*PROBLEM DESCRIPTION*: Below, find each line holding "Oferta" and state how many there are, using the number alone.

*** Opening EXERCISE INPUTS ***

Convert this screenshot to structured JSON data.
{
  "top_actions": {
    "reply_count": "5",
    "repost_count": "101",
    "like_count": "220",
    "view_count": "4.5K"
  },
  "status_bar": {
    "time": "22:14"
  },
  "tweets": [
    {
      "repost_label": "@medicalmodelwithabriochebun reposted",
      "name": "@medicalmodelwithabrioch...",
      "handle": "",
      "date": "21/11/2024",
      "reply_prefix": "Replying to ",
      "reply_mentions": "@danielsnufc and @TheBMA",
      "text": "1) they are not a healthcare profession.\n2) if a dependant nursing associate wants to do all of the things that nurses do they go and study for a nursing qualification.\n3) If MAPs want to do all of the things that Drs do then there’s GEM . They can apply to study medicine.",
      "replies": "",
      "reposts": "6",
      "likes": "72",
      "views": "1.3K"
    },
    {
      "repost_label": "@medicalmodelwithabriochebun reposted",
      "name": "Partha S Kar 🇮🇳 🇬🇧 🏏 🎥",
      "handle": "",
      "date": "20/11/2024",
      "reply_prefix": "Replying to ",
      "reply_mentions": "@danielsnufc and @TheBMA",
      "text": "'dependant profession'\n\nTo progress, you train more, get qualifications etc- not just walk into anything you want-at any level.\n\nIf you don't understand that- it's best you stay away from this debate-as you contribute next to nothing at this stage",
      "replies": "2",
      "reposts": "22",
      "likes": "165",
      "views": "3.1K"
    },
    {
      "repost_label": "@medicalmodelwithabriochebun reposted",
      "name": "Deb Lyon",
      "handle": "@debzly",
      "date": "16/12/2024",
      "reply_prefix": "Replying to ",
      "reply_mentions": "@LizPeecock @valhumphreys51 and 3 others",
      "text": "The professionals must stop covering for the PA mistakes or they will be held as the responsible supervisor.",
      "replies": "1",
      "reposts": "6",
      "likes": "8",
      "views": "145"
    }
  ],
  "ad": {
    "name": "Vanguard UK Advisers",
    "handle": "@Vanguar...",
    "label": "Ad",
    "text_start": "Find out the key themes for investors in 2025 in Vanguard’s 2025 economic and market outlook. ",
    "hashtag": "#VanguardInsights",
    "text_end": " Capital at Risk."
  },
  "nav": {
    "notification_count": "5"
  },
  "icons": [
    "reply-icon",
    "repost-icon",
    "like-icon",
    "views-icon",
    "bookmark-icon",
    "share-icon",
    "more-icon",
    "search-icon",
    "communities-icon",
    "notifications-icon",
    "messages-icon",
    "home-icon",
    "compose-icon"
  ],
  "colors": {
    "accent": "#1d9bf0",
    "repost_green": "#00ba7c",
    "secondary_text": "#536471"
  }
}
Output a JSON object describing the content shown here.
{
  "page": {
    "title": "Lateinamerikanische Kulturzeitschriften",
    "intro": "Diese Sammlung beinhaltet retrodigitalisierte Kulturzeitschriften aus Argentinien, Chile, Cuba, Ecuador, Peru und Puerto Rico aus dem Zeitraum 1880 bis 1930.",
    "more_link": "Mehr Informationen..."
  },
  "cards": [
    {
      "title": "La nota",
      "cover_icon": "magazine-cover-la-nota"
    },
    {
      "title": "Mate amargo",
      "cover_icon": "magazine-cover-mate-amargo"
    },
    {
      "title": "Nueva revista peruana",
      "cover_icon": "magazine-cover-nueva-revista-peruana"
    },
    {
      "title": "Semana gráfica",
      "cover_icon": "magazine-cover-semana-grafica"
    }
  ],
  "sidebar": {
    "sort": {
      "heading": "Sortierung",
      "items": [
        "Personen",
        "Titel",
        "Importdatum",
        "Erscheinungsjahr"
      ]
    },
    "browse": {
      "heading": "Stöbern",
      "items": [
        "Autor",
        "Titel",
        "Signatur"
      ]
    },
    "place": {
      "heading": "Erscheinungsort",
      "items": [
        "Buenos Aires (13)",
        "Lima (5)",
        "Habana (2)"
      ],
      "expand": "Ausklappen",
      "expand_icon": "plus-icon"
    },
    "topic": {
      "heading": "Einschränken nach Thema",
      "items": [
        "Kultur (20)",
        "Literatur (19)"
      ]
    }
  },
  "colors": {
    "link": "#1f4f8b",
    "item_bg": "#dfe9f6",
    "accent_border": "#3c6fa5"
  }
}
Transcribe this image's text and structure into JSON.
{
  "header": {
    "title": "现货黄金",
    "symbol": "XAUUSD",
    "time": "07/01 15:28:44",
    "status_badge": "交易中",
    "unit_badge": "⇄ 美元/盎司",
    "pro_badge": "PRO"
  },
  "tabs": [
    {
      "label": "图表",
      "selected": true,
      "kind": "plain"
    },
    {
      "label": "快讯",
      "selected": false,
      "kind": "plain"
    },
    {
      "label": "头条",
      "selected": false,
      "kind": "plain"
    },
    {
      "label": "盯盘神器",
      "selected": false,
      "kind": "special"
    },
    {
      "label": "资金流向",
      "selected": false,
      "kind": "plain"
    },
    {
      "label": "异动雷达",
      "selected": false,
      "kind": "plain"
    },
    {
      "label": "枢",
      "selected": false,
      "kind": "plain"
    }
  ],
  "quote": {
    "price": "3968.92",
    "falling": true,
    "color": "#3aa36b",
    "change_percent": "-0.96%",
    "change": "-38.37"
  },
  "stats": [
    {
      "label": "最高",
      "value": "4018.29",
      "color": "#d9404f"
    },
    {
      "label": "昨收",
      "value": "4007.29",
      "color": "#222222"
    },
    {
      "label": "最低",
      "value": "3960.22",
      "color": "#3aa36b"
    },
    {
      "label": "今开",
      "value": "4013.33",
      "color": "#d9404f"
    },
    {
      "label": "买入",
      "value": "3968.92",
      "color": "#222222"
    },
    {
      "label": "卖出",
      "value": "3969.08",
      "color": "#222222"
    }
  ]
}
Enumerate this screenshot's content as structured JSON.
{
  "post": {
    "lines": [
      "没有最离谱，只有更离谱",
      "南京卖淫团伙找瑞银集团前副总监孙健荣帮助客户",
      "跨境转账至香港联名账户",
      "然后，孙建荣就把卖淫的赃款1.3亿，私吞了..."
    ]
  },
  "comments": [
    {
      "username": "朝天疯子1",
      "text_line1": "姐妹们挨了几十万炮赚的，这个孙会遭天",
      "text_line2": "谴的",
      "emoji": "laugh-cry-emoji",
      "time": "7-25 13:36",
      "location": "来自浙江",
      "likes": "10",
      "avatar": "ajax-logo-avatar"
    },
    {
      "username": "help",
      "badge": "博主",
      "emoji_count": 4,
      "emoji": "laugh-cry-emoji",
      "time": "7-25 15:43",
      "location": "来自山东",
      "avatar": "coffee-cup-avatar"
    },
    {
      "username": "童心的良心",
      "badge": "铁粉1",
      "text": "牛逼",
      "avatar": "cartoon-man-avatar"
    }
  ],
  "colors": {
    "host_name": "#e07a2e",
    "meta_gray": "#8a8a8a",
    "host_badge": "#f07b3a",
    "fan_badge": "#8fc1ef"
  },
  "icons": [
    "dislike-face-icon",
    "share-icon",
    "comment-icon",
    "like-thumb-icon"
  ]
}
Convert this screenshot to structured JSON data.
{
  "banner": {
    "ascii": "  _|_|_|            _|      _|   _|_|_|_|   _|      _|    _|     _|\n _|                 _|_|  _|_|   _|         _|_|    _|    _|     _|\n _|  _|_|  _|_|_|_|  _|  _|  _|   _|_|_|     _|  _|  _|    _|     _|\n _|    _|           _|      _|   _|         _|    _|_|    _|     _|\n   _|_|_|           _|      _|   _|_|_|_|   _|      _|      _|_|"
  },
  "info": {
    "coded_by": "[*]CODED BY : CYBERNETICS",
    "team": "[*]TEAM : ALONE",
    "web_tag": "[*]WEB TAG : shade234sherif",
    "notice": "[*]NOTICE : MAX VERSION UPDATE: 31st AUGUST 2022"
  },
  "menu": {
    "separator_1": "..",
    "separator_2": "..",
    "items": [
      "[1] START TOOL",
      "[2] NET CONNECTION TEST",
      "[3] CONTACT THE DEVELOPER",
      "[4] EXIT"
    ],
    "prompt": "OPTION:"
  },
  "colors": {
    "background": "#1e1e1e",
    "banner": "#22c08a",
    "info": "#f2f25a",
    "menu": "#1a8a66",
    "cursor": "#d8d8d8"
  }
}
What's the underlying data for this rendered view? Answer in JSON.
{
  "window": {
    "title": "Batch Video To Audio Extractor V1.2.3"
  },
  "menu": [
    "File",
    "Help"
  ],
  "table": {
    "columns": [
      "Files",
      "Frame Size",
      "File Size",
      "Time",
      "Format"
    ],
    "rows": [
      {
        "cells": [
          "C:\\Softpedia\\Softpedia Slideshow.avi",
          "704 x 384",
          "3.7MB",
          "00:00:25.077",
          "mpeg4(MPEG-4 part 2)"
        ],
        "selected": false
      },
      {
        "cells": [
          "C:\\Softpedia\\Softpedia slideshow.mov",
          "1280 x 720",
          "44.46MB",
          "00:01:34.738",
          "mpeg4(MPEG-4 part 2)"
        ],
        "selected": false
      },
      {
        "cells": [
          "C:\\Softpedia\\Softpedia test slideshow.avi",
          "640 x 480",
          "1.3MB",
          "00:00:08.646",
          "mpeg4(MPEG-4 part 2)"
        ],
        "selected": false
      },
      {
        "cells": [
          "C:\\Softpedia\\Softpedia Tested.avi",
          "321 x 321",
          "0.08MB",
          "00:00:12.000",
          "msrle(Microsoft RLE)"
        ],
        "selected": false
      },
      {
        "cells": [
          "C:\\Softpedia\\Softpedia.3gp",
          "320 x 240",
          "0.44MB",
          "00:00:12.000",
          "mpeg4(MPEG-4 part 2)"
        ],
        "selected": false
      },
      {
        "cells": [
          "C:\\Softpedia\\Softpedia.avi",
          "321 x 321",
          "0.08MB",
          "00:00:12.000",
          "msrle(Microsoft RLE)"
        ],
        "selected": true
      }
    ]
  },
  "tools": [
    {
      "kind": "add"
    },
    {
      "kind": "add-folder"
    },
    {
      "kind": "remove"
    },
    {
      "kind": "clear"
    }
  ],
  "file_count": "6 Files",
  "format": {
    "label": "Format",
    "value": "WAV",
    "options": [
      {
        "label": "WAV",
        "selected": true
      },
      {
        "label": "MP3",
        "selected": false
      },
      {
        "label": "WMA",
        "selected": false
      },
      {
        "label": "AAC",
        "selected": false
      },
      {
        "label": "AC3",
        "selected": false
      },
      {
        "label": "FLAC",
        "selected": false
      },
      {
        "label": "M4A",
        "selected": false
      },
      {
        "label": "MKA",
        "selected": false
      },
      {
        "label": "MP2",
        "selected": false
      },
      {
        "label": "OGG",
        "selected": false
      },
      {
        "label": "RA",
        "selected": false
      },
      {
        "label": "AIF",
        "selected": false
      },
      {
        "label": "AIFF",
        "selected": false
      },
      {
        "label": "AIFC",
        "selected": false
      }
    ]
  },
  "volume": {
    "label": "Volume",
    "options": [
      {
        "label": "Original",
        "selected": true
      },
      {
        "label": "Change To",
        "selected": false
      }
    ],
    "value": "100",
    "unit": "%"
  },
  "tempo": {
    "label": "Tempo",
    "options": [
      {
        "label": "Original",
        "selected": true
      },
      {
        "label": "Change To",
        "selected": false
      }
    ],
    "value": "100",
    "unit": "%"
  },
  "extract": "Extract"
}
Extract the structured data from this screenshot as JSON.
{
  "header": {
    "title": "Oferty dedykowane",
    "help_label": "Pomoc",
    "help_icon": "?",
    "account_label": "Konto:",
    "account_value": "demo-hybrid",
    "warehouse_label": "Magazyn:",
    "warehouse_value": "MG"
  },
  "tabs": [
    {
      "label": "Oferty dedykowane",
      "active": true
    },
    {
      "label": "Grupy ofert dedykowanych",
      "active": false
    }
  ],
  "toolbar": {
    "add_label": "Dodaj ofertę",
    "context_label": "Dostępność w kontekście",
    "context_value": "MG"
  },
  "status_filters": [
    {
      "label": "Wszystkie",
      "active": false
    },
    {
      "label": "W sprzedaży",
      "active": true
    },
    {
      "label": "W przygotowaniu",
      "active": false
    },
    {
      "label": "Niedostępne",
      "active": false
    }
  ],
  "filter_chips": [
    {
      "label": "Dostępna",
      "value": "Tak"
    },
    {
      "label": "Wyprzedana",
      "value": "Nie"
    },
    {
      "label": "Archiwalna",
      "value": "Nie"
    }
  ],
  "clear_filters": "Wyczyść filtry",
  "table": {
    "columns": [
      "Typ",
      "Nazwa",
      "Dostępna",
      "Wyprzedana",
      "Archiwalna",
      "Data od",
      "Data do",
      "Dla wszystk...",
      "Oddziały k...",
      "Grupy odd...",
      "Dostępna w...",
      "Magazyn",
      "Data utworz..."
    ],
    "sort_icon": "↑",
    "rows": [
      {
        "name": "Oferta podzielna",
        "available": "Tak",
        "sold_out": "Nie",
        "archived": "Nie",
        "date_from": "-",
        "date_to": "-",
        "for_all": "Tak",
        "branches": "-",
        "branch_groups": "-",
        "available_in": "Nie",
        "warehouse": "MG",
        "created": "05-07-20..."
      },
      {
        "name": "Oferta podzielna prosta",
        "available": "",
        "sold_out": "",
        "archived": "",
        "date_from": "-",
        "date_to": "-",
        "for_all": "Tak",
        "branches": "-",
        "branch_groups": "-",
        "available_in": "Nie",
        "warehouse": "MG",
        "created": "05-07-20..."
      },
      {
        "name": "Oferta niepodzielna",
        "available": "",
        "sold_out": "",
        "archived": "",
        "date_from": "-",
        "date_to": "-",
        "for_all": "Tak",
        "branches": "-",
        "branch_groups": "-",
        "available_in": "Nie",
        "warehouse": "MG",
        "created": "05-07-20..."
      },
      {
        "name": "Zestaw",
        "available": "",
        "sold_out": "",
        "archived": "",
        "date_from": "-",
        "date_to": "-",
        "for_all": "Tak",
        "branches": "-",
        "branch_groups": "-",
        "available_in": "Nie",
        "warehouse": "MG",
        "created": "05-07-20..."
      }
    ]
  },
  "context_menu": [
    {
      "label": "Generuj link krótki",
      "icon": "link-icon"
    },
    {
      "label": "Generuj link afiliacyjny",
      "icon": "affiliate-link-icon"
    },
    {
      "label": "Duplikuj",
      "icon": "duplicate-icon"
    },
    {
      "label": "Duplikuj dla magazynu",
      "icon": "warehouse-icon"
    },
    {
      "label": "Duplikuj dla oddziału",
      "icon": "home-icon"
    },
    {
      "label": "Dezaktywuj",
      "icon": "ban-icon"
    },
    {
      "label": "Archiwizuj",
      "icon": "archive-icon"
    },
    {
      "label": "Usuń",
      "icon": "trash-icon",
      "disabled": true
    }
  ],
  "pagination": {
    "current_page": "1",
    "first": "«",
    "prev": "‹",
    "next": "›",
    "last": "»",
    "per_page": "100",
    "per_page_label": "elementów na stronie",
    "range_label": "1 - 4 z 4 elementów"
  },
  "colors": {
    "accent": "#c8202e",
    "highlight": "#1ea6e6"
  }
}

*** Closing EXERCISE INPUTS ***

*ANSWER TO THIS TASK*: 3